By Yvonne Nieves
As an eclectic pagan of a mixed ethnic background, I have always celebrated extensive (but very enjoyable) winter holidays. My ‘holy days,’ as I like to call them, begin with Solstice on December 21st, followed by celebrating Christmas with my family, then Kwanzaa and Three Kings Day. Here, I’d like to share with you about the latter two.
As if the Twelve Days of Christmas wasn’t enough, for years now I’ve incorporated this newer African American celebration into my annual holy days celebrations. Kwanzaa was founded by Dr. Maulana Karenga, a professor and chairman of Black Studies at California State University in efforts to unify the black community after California’s Watts Rebellion occurred in 1966. Dr. Karenga incorporated traditional Ashanti and Zulu, as well as other African harvest traditions, into this new Diasporic holiday.
I first recognized it years ago as a child in the early 90’s with family friends, who were also of mixed heritage. I remember my first celebration involving the lighting of candles, and eating rice and pomegranates. Today, I put my own pagan spin on the contemporary seven-day holiday of Kwanzaa. I begin by decorating a dedicated sacred space with Ashanti-inspired kente altar cloth. In my case, I include a piece of Dogon artwork, but you can feel free to use a deity statue, like that of Isis. I add three novena candles on it in red, black and green to symbolize the Africa’s continental colors, instead of the typical seven, and ritualistically light them each evening. As I light them, I call in prayers to my African ancestors, and provide them with offerings that are listed as appropriate for each night of the celebration. For example, the first night is about umoja, or unity, and the “Unity cup,” or pagan chalice, is brought to the altar with mixed fruit juice to represent the harvest. The juice serves as an offering to the ancestors, and I pray to them to assist the greater spiritual, not just black, community in our Unity in Oneness efforts. Each of the following nights, an offering is brought forth to the altar, and a prayer is spoken aloud in honor of each of the concepts developed for this holiday celebration by Dr. Karenga. The candles, which will not be completely burned out, can be relit weekly or monthly to remember the seven principles honored in Kwanzaa, or to call upon the assistance of the ancestors in future ritual work or reverence.
Three Kings’ Day
In Puerto Rico, the holy days stems from a blending of Catholic traditions, beginning with Noche Buena, or Christmas Eve, and typically ending with the Epihany, or Día de los Tres Reyes Magos (Three Kings, Magi, or Wise Men) on January 6th. As a little girl, my mother would fill up shoe boxes with leftover Christmas tree garland and put it under my bed. A more traditional household may create wooden boxes and fill them with hay or grass. Overnight, my father would play the role of one of the Three Wise Men and fill up the shoe box with candy and small toys, which I would enjoy the next morning.

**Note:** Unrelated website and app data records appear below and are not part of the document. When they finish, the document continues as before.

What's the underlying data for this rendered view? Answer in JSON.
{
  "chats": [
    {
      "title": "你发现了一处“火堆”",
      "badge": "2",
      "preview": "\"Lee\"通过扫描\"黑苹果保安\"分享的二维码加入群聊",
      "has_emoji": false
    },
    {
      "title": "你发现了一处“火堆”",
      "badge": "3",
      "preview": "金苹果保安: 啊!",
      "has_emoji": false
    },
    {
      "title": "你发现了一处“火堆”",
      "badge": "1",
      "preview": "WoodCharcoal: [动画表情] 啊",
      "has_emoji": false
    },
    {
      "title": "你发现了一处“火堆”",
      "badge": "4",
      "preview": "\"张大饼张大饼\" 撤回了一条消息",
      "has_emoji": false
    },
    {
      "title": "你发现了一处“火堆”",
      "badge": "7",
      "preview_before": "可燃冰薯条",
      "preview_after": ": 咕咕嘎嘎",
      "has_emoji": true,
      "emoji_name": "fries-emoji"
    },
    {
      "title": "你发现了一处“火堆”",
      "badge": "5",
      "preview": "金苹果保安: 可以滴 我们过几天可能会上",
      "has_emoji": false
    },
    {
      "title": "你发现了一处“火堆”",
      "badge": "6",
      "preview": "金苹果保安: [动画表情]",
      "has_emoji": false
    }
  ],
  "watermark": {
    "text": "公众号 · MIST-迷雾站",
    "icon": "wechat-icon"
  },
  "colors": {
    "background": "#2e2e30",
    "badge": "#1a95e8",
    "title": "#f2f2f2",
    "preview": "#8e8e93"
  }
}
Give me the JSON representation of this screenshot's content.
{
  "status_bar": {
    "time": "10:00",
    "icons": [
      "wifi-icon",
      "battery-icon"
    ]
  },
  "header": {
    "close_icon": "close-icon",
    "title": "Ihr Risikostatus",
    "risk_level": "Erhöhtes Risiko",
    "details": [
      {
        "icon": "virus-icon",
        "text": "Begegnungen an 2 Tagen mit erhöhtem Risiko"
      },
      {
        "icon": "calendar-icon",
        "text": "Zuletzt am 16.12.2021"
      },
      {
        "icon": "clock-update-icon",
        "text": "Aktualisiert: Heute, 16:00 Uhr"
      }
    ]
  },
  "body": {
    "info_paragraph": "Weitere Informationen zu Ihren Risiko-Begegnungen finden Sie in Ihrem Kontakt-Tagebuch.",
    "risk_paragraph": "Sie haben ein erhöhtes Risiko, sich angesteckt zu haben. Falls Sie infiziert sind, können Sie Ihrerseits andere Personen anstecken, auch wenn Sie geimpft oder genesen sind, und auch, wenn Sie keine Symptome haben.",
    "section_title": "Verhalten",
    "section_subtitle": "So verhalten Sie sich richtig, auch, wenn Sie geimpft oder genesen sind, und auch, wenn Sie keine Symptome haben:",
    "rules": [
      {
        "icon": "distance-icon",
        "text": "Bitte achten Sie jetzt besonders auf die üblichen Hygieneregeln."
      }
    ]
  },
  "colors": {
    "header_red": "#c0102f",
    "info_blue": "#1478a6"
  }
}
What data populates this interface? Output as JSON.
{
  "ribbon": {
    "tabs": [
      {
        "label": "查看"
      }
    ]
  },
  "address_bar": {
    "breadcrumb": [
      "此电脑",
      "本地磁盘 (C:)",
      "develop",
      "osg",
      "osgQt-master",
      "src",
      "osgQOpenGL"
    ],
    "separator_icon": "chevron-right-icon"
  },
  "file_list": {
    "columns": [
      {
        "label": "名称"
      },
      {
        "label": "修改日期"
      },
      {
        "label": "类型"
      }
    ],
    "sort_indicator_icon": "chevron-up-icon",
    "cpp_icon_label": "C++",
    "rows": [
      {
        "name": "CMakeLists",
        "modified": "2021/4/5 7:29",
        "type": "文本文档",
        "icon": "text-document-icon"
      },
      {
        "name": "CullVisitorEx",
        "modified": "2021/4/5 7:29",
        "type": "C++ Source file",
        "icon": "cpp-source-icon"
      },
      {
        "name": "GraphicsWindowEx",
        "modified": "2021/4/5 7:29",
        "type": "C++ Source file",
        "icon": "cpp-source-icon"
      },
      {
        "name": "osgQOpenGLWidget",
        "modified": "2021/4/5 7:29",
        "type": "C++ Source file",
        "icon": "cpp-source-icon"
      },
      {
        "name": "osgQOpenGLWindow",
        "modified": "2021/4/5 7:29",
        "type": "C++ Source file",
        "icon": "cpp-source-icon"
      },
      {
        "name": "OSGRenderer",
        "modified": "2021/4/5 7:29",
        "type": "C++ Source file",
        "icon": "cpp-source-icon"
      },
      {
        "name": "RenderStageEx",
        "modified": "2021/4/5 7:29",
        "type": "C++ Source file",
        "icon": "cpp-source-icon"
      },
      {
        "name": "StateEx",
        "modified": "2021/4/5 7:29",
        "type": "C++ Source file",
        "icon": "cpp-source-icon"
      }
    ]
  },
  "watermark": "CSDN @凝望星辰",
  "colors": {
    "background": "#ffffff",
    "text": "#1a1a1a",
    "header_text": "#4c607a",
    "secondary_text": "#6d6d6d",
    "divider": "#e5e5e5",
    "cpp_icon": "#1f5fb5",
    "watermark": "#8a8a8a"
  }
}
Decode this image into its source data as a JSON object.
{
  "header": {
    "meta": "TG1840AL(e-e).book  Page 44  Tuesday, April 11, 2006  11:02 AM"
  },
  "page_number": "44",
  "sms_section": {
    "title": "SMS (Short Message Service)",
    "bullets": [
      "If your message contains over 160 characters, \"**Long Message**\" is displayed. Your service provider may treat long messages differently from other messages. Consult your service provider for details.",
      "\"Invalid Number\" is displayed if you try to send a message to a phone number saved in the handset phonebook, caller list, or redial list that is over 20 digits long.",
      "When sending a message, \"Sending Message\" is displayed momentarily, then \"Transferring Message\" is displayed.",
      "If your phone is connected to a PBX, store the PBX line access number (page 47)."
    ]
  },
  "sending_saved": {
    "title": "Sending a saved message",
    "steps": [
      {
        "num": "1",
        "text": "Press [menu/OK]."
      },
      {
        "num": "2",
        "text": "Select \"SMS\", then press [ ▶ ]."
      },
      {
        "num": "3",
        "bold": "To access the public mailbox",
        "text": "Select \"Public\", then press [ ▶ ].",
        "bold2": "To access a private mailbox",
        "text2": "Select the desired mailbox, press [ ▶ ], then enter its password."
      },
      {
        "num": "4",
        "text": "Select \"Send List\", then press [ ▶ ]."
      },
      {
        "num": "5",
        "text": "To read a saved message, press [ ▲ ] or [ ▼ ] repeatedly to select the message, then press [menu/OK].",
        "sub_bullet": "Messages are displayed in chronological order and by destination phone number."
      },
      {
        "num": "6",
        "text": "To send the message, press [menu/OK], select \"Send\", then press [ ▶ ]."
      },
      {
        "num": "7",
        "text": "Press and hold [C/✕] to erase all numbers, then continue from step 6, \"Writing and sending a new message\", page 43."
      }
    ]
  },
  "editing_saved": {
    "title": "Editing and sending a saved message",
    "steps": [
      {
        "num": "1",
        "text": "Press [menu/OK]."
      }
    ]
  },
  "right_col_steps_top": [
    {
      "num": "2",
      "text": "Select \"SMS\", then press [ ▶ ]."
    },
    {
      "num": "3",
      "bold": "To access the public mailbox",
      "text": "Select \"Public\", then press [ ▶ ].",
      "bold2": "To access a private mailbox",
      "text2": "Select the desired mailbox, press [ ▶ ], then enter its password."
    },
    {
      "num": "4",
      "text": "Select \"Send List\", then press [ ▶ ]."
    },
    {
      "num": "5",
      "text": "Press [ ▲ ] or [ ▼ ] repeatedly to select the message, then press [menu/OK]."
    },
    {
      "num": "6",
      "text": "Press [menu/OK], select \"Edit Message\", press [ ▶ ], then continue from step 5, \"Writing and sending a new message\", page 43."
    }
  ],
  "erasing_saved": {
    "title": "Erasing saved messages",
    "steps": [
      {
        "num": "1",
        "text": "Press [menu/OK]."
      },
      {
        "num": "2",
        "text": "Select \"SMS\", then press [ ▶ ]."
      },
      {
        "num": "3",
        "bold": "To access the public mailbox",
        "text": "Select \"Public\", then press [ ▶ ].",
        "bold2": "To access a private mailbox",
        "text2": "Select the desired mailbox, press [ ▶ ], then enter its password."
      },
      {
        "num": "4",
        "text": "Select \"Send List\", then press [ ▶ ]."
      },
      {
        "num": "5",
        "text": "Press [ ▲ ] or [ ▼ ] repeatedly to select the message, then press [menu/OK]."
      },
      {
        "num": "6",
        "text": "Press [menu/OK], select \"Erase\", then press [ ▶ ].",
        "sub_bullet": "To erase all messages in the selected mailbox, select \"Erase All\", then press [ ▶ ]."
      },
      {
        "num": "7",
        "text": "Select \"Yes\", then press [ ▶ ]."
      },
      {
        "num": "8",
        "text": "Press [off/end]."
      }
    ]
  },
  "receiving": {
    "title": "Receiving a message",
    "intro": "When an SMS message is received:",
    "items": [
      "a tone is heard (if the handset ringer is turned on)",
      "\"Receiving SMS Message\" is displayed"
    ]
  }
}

To honor this day, I take the star from atop my Yule tree and recycle it by placing it on my altar. I’ll also take out my tarot deck, and carefully select cards of the Major Arcana with careful intention, and to mark the four sacred directions or elements, like The Magician or The Star for the Element of Air, High Priestess for Water, The Sun for Fire, and The World for Earth. I’ll light one candle in the center, to honor and Jesus’ spirit.
Additionally, I may do spell work, based on the astrological alignment of the moon and corresponding sun sign. This year, Three Kings’ Day falls on a Sunday, with a waning moon in Scorpio. The candle that I’ll use for this day is a gold colored one (the left over gold candle from my Yule ritual). The spell that I will work will call upon Archangel Michael to remove any blockages to my third eye and supporting chakras, and the energies of the magi to assist me in developing my insight and intuition. I’ll also thank Jesus, and make an offering to him in the form of burning frankincense and myrrh resin in my cauldron in honor of the gifts that were brought to Jesus upon his birth.
As they say, a Pagan’s work is never done! The holy days are always an excellent time to honor the ancestors and build on community. While many non-Pagan people of various ethnic heritages may find the concept of Paganism foreign or challenging, celebrating these two traditions and by incorporating your own pagan twist could be a great way to introduce family members and friends to our Craft.
Holy Day Blessings!
Yvonne resides in Chicago’s Pilsen community, holds a Bachelor’s of Arts degree in Anthropology with a concentration in contemporary cultures and world religions. She is a practicing Pagan, an initiated 5th Ray healer, a crystal energy worker, a second degree reiki practitioner, and the co-founder of Sisterhood of Universal Light. Her freelance work includes blogging for The Divine Lotus blog and serving as the Vice President for The Offering Enterprises, an international heavy metal magazine and webzine.